Last week I flew to the other end of the country for what turned out to be a water polo festival. I, who have never been a very good spectator of any sport, got totally into watching eleven high school water polo games, half of them featuring a granddaughter who can swim like crazy and whack a slippery wet ball through a floating goal with amazing strength and precision. The other games were played by guys who hit the ball even harder.
The games took place over three days with a Sunday off in between. That’s a lot of dressing and undressing, getting wet and dry and wet again. And for some team members who haven’t yet reached their full potential and have to sit on the edge of the pool waiting for a chance to join in the fray, it’s got to be a bit of a drag.
But maybe not. These kids seem to love what they’re doing. They practice a couple of hours five days a week and never seem to tire of it. They sandwich in classes, volunteer activities and as much socializing as they can manage. In the off-season, most of them sign on to the swim team, the best way they know to stay in shape for water polo.
These kids become very close. They’re like a family. They count on each other in the pool and out. They laugh and play and struggle together. And their parents, who loyally support them, seem to have formed their own close social circle.
Last Friday, after playing extremely well in a hard-fought but losing battle in the tournament, a senior and one of the best players on the team, got out of the pool and told the coach he was finished. He walked away for good leaving behind a sterling high school record and with less than a month to go in his final season of play.
Reactions ranged from shock to sadness to anger from the coach, the players and the parents. Turns out this boy’s decision had been coming for a while. He’d been struggling to make himself go to practice. His parents dragged him out of bed to get him to that final game.
The water polo parents had plenty to say to each other about the situation, but none of them, including his parents, had any good answers. They weren’t sure what to do. Perhaps there was nothing they could do.
It got me to thinking about how very important a role athletics often plays in a student’s life. How a sport can become all-consuming for players, their families, their coaches.
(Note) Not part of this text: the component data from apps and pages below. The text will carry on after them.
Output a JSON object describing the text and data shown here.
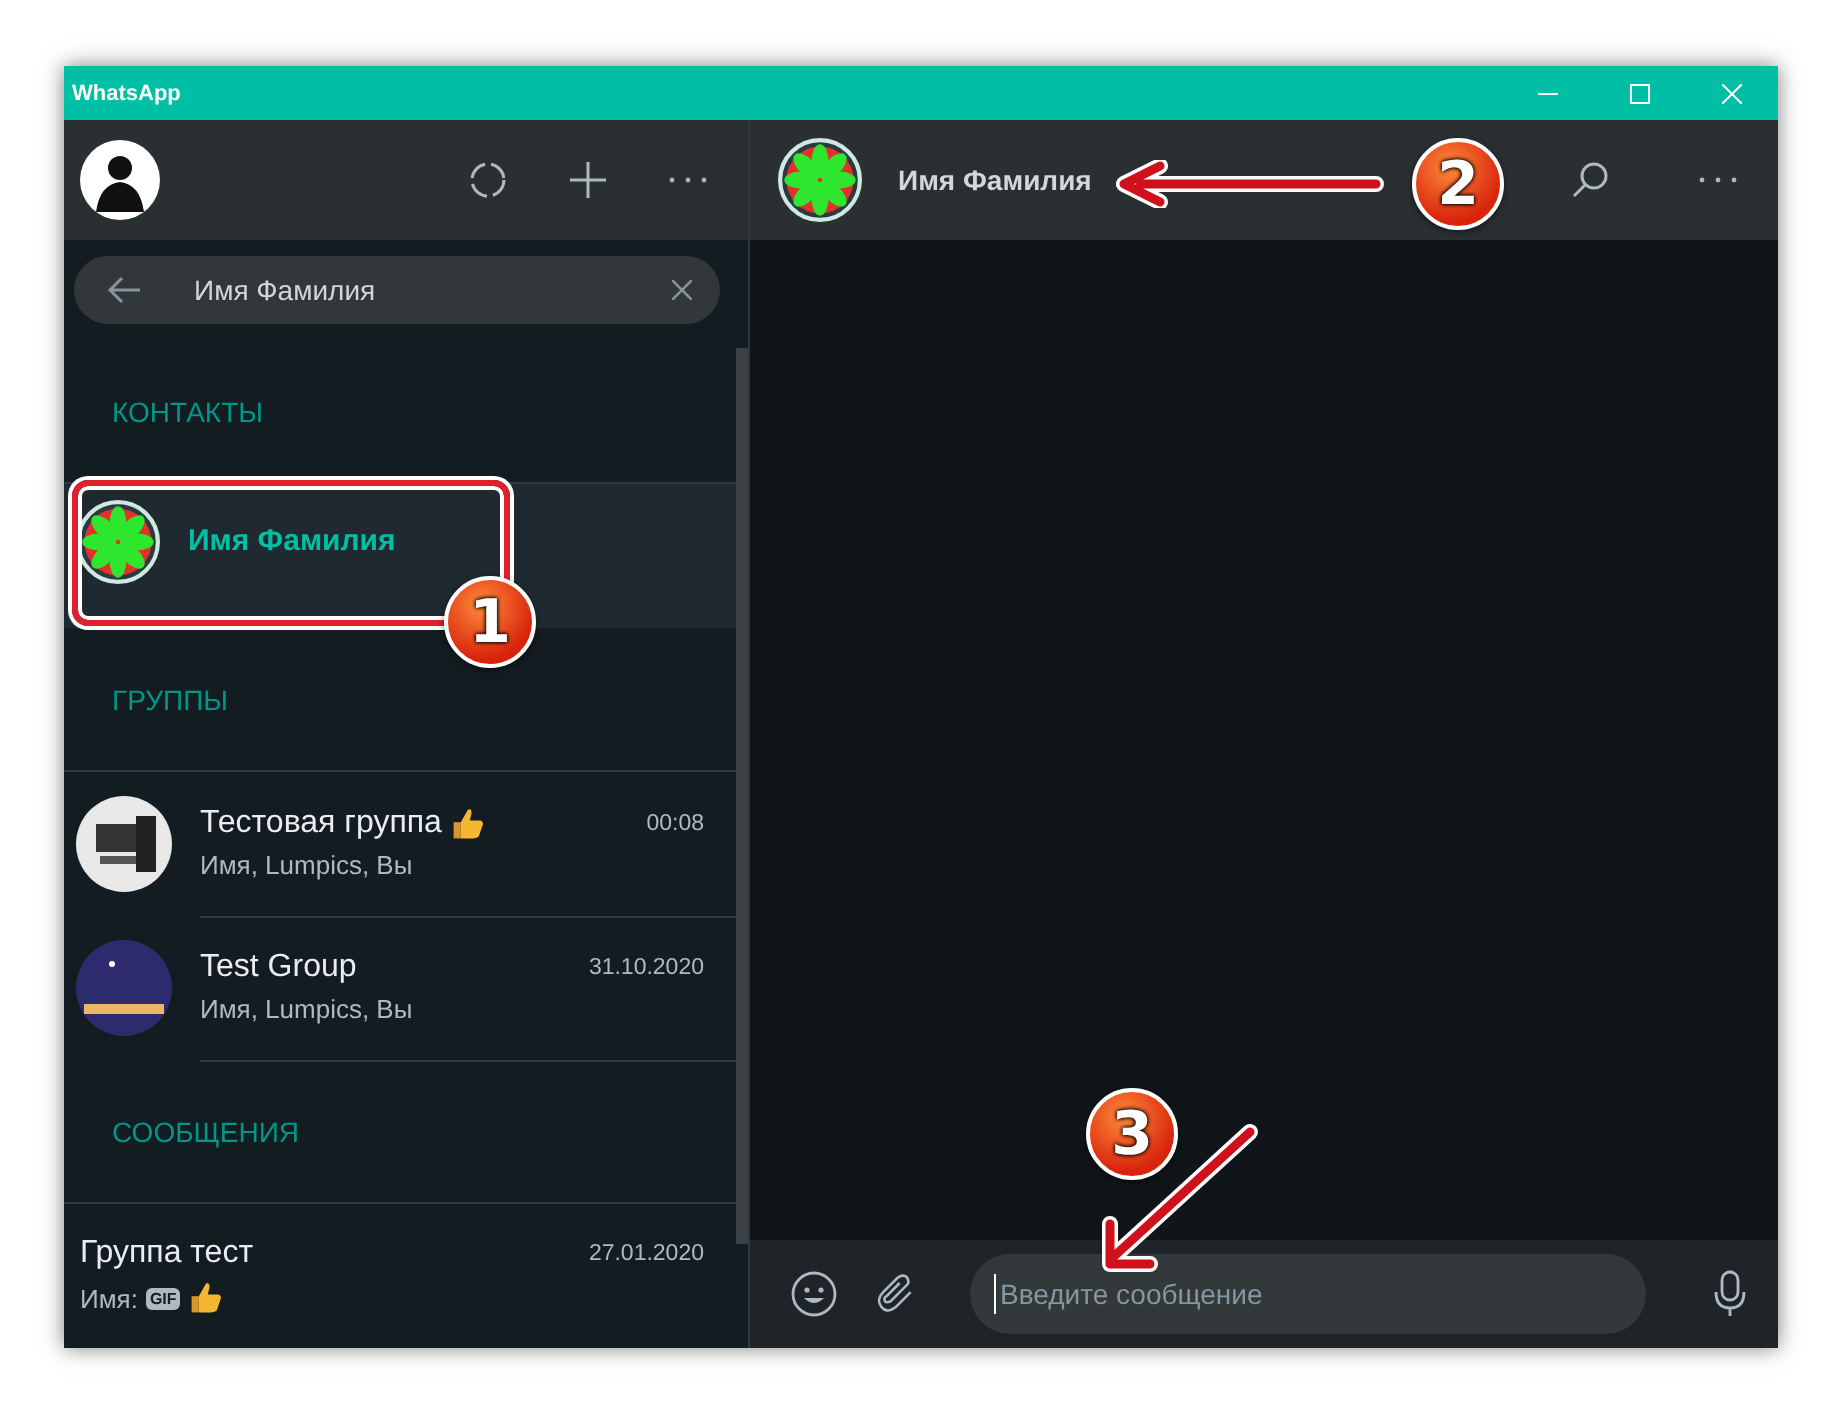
{
  "window": {
    "title": "WhatsApp"
  },
  "sidebar": {
    "search": {
      "value": "Имя Фамилия"
    },
    "sections": [
      {
        "heading": "КОНТАКТЫ",
        "items": [
          {
            "kind": "contact",
            "avatar": {
              "kind": "flower"
            },
            "name": "Имя Фамилия",
            "selected": true
          }
        ]
      },
      {
        "heading": "ГРУППЫ",
        "items": [
          {
            "kind": "chat",
            "avatar": {
              "kind": "photo"
            },
            "name": "Тестовая группа",
            "name_emoji": {
              "kind": "thumbs-up"
            },
            "time": "00:08",
            "preview": [
              {
                "kind": "text",
                "text": "Имя, Lumpics, Вы"
              }
            ],
            "selected": false
          },
          {
            "kind": "chat",
            "avatar": {
              "kind": "night"
            },
            "name": "Test Group",
            "time": "31.10.2020",
            "preview": [
              {
                "kind": "text",
                "text": "Имя, Lumpics, Вы"
              }
            ],
            "selected": false
          }
        ]
      },
      {
        "heading": "СООБЩЕНИЯ",
        "items": [
          {
            "kind": "message",
            "name": "Группа тест",
            "time": "27.01.2020",
            "preview": [
              {
                "kind": "text",
                "text": "Имя:"
              },
              {
                "kind": "badge",
                "text": "GIF"
              },
              {
                "kind": "thumbs-up"
              }
            ],
            "selected": false
          }
        ]
      }
    ]
  },
  "chat": {
    "contact_name": "Имя Фамилия",
    "composer": {
      "placeholder": "Введите сообщение"
    }
  },
  "annotations": [
    {
      "number": "1"
    },
    {
      "number": "2"
    },
    {
      "number": "3"
    }
  ]
}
The degree of commitment required. When you sign up for a team, how much do you owe it to your teammates to stick with it through the season regardless of how difficult that may become? Does a star player have a larger commitment than a bench warmer? What’s the role of the coach? Should he welcome back someone who has walked away?
Lots of questions. No easy answers. Food for thought.